---------- Records for the exercise ----------

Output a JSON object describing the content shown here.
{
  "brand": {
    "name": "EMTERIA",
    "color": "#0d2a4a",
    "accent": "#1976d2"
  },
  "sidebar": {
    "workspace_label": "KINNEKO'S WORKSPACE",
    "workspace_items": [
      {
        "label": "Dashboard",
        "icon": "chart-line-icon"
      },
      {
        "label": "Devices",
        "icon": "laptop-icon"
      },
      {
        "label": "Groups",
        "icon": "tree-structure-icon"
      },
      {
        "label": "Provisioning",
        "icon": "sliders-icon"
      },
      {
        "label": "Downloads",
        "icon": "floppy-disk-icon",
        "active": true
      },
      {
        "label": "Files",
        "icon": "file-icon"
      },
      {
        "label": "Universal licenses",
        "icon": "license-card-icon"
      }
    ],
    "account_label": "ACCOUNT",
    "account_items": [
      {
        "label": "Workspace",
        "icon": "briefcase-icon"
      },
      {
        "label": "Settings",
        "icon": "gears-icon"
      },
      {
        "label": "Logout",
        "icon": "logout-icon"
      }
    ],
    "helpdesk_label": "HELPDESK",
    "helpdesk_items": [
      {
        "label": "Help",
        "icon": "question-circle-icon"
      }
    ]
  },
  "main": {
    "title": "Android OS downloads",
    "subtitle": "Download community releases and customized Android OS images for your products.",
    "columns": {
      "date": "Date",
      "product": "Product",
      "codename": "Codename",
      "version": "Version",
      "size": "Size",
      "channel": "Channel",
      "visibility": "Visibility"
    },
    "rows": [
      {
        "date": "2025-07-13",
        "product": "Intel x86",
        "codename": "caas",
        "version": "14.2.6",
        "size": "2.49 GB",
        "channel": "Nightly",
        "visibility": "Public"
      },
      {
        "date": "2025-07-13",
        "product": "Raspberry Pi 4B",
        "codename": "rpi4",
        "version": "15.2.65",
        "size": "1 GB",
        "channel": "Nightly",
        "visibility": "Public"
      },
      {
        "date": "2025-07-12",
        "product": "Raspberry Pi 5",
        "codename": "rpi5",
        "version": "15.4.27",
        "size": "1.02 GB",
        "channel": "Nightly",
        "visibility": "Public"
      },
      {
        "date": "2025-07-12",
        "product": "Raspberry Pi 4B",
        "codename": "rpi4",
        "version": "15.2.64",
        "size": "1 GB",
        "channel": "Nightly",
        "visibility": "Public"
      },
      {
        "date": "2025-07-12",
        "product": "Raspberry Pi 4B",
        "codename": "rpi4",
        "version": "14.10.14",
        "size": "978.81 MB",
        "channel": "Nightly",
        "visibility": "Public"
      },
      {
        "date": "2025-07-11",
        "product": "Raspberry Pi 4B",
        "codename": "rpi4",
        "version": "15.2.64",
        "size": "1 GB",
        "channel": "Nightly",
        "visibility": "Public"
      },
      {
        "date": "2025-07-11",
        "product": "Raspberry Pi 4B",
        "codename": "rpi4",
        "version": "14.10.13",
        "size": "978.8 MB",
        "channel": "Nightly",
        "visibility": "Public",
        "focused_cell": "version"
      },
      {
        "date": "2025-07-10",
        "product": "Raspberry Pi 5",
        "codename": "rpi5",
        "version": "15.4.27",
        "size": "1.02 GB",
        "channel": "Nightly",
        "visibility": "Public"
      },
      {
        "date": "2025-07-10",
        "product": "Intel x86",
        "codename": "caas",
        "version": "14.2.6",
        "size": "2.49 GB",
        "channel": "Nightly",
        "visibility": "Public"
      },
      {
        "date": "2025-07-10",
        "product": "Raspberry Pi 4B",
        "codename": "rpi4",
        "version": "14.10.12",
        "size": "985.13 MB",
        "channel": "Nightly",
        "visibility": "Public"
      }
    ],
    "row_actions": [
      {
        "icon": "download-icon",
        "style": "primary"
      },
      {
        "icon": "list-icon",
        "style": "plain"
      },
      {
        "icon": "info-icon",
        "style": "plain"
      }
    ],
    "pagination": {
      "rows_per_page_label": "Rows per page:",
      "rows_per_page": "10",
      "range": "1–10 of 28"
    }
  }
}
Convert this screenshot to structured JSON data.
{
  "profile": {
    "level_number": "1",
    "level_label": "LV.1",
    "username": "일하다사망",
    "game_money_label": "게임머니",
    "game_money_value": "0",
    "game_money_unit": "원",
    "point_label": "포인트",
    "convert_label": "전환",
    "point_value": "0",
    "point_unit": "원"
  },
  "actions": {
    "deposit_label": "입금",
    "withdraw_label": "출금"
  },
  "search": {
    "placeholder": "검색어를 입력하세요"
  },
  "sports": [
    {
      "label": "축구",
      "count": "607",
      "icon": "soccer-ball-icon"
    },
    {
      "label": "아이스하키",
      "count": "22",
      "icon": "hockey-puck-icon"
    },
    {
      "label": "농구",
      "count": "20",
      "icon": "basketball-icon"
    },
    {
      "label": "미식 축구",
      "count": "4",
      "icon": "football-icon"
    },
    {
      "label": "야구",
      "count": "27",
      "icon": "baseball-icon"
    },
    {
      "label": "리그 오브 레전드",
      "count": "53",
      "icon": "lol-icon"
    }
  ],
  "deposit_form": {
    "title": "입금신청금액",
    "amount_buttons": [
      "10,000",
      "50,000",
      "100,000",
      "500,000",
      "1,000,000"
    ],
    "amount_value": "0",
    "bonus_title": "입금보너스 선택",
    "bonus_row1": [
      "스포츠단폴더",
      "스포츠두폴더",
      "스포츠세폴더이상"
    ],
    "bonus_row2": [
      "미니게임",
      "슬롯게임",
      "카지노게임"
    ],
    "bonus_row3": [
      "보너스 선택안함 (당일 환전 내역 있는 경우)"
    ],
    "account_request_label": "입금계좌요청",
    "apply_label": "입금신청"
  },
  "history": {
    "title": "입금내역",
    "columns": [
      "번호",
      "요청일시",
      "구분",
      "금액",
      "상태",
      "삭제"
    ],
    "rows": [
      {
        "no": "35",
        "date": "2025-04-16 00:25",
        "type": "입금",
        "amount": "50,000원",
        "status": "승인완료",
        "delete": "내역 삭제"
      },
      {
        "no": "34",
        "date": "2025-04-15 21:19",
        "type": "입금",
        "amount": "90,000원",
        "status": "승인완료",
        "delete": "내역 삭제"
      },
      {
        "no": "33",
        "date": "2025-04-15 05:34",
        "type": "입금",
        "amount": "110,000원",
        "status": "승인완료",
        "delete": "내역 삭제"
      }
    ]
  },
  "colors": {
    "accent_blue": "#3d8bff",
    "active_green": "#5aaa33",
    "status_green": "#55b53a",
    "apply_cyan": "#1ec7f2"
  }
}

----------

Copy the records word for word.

* Exercise result *
Output a JSON object describing the content shown here.
{
  "brand": {
    "name": "EMTERIA",
    "color": "#0d2a4a",
    "accent": "#1976d2"
  },
  "sidebar": {
    "workspace_label": "KINNEKO'S WORKSPACE",
    "workspace_items": [
      {
        "label": "Dashboard",
        "icon": "chart-line-icon"
      },
      {
        "label": "Devices",
        "icon": "laptop-icon"
      },
      {
        "label": "Groups",
        "icon": "tree-structure-icon"
      },
      {
        "label": "Provisioning",
        "icon": "sliders-icon"
      },
      {
        "label": "Downloads",
        "icon": "floppy-disk-icon",
        "active": true
      },
      {
        "label": "Files",
        "icon": "file-icon"
      },
      {
        "label": "Universal licenses",
        "icon": "license-card-icon"
      }
    ],
    "account_label": "ACCOUNT",
    "account_items": [
      {
        "label": "Workspace",
        "icon": "briefcase-icon"
      },
      {
        "label": "Settings",
        "icon": "gears-icon"
      },
      {
        "label": "Logout",
        "icon": "logout-icon"
      }
    ],
    "helpdesk_label": "HELPDESK",
    "helpdesk_items": [
      {
        "label": "Help",
        "icon": "question-circle-icon"
      }
    ]
  },
  "main": {
    "title": "Android OS downloads",
    "subtitle": "Download community releases and customized Android OS images for your products.",
    "columns": {
      "date": "Date",
      "product": "Product",
      "codename": "Codename",
      "version": "Version",
      "size": "Size",
      "channel": "Channel",
      "visibility": "Visibility"
    },
    "rows": [
      {
        "date": "2025-07-13",
        "product": "Intel x86",
        "codename": "caas",
        "version": "14.2.6",
        "size": "2.49 GB",
        "channel": "Nightly",
        "visibility": "Public"
      },
      {
        "date": "2025-07-13",
        "product": "Raspberry Pi 4B",
        "codename": "rpi4",
        "version": "15.2.65",
        "size": "1 GB",
        "channel": "Nightly",
        "visibility": "Public"
      },
      {
        "date": "2025-07-12",
        "product": "Raspberry Pi 5",
        "codename": "rpi5",
        "version": "15.4.27",
        "size": "1.02 GB",
        "channel": "Nightly",
        "visibility": "Public"
      },
      {
        "date": "2025-07-12",
        "product": "Raspberry Pi 4B",
        "codename": "rpi4",
        "version": "15.2.64",
        "size": "1 GB",
        "channel": "Nightly",
        "visibility": "Public"
      },
      {
        "date": "2025-07-12",
        "product": "Raspberry Pi 4B",
        "codename": "rpi4",
        "version": "14.10.14",
        "size": "978.81 MB",
        "channel": "Nightly",
        "visibility": "Public"
      },
      {
        "date": "2025-07-11",
        "product": "Raspberry Pi 4B",
        "codename": "rpi4",
        "version": "15.2.64",
        "size": "1 GB",
        "channel": "Nightly",
        "visibility": "Public"
      },
      {
        "date": "2025-07-11",
        "product": "Raspberry Pi 4B",
        "codename": "rpi4",
        "version": "14.10.13",
        "size": "978.8 MB",
        "channel": "Nightly",
        "visibility": "Public",
        "focused_cell": "version"
      },
      {
        "date": "2025-07-10",
        "product": "Raspberry Pi 5",
        "codename": "rpi5",
        "version": "15.4.27",
        "size": "1.02 GB",
        "channel": "Nightly",
        "visibility": "Public"
      },
      {
        "date": "2025-07-10",
        "product": "Intel x86",
        "codename": "caas",
        "version": "14.2.6",
        "size": "2.49 GB",
        "channel": "Nightly",
        "visibility": "Public"
      },
      {
        "date": "2025-07-10",
        "product": "Raspberry Pi 4B",
        "codename": "rpi4",
        "version": "14.10.12",
        "size": "985.13 MB",
        "channel": "Nightly",
        "visibility": "Public"
      }
    ],
    "row_actions": [
      {
        "icon": "download-icon",
        "style": "primary"
      },
      {
        "icon": "list-icon",
        "style": "plain"
      },
      {
        "icon": "info-icon",
        "style": "plain"
      }
    ],
    "pagination": {
      "rows_per_page_label": "Rows per page:",
      "rows_per_page": "10",
      "range": "1–10 of 28"
    }
  }
}
Convert this screenshot to structured JSON data.
{
  "profile": {
    "level_number": "1",
    "level_label": "LV.1",
    "username": "일하다사망",
    "game_money_label": "게임머니",
    "game_money_value": "0",
    "game_money_unit": "원",
    "point_label": "포인트",
    "convert_label": "전환",
    "point_value": "0",
    "point_unit": "원"
  },
  "actions": {
    "deposit_label": "입금",
    "withdraw_label": "출금"
  },
  "search": {
    "placeholder": "검색어를 입력하세요"
  },
  "sports": [
    {
      "label": "축구",
      "count": "607",
      "icon": "soccer-ball-icon"
    },
    {
      "label": "아이스하키",
      "count": "22",
      "icon": "hockey-puck-icon"
    },
    {
      "label": "농구",
      "count": "20",
      "icon": "basketball-icon"
    },
    {
      "label": "미식 축구",
      "count": "4",
      "icon": "football-icon"
    },
    {
      "label": "야구",
      "count": "27",
      "icon": "baseball-icon"
    },
    {
      "label": "리그 오브 레전드",
      "count": "53",
      "icon": "lol-icon"
    }
  ],
  "deposit_form": {
    "title": "입금신청금액",
    "amount_buttons": [
      "10,000",
      "50,000",
      "100,000",
      "500,000",
      "1,000,000"
    ],
    "amount_value": "0",
    "bonus_title": "입금보너스 선택",
    "bonus_row1": [
      "스포츠단폴더",
      "스포츠두폴더",
      "스포츠세폴더이상"
    ],
    "bonus_row2": [
      "미니게임",
      "슬롯게임",
      "카지노게임"
    ],
    "bonus_row3": [
      "보너스 선택안함 (당일 환전 내역 있는 경우)"
    ],
    "account_request_label": "입금계좌요청",
    "apply_label": "입금신청"
  },
  "history": {
    "title": "입금내역",
    "columns": [
      "번호",
      "요청일시",
      "구분",
      "금액",
      "상태",
      "삭제"
    ],
    "rows": [
      {
        "no": "35",
        "date": "2025-04-16 00:25",
        "type": "입금",
        "amount": "50,000원",
        "status": "승인완료",
        "delete": "내역 삭제"
      },
      {
        "no": "34",
        "date": "2025-04-15 21:19",
        "type": "입금",
        "amount": "90,000원",
        "status": "승인완료",
        "delete": "내역 삭제"
      },
      {
        "no": "33",
        "date": "2025-04-15 05:34",
        "type": "입금",
        "amount": "110,000원",
        "status": "승인완료",
        "delete": "내역 삭제"
      }
    ]
  },
  "colors": {
    "accent_blue": "#3d8bff",
    "active_green": "#5aaa33",
    "status_green": "#55b53a",
    "apply_cyan": "#1ec7f2"
  }
}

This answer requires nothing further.